EXERCISE INSTRUCTIONS –
Look through the entries below for the string "this", and copy each line where it is found.

** DATA SECTION follows **

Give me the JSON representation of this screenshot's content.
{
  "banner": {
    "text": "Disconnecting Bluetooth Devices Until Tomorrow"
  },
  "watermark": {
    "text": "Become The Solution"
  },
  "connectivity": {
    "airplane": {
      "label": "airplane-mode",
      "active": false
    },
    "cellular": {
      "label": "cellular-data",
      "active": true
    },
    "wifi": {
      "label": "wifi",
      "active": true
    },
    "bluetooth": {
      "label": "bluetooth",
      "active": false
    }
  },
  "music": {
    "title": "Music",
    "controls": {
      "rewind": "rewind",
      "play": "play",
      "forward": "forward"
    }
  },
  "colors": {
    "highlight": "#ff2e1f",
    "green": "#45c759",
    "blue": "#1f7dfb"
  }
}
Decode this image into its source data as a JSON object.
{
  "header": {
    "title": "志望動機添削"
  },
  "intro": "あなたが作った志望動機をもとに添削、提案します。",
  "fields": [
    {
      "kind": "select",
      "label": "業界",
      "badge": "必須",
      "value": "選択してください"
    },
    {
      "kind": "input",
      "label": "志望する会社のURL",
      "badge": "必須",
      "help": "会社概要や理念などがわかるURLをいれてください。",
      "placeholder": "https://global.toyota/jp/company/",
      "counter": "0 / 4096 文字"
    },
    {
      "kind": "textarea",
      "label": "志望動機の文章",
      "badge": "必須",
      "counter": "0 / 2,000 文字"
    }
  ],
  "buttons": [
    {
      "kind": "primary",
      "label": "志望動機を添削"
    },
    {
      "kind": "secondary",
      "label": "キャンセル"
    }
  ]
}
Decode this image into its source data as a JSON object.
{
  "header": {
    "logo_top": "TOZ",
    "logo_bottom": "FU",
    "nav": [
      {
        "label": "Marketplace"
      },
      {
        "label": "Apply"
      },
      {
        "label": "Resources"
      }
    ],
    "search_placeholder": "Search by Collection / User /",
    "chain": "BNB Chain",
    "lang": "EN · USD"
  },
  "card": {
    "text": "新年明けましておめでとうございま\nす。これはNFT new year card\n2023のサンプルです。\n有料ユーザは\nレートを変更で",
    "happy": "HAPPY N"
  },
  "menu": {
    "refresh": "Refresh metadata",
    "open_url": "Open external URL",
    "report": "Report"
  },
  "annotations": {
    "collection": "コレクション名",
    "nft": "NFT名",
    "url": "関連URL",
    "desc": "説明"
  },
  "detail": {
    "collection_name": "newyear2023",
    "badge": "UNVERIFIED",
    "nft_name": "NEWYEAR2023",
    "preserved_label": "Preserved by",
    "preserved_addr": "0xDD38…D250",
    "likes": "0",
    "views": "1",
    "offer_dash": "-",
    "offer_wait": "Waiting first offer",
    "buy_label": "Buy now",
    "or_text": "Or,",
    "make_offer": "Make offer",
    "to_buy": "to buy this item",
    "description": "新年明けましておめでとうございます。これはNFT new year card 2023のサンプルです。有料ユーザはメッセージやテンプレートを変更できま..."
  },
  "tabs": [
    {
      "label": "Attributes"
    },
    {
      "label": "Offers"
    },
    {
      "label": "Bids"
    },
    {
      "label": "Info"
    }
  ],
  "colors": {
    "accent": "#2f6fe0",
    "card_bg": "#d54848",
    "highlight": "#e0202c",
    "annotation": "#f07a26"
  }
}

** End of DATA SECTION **

EXERCISE RESULT –
Give me the JSON representation of this screenshot's content.
Decode this image into its source data as a JSON object.
Decode this image into its source data as a JSON object.
    "to_buy": "to buy this item",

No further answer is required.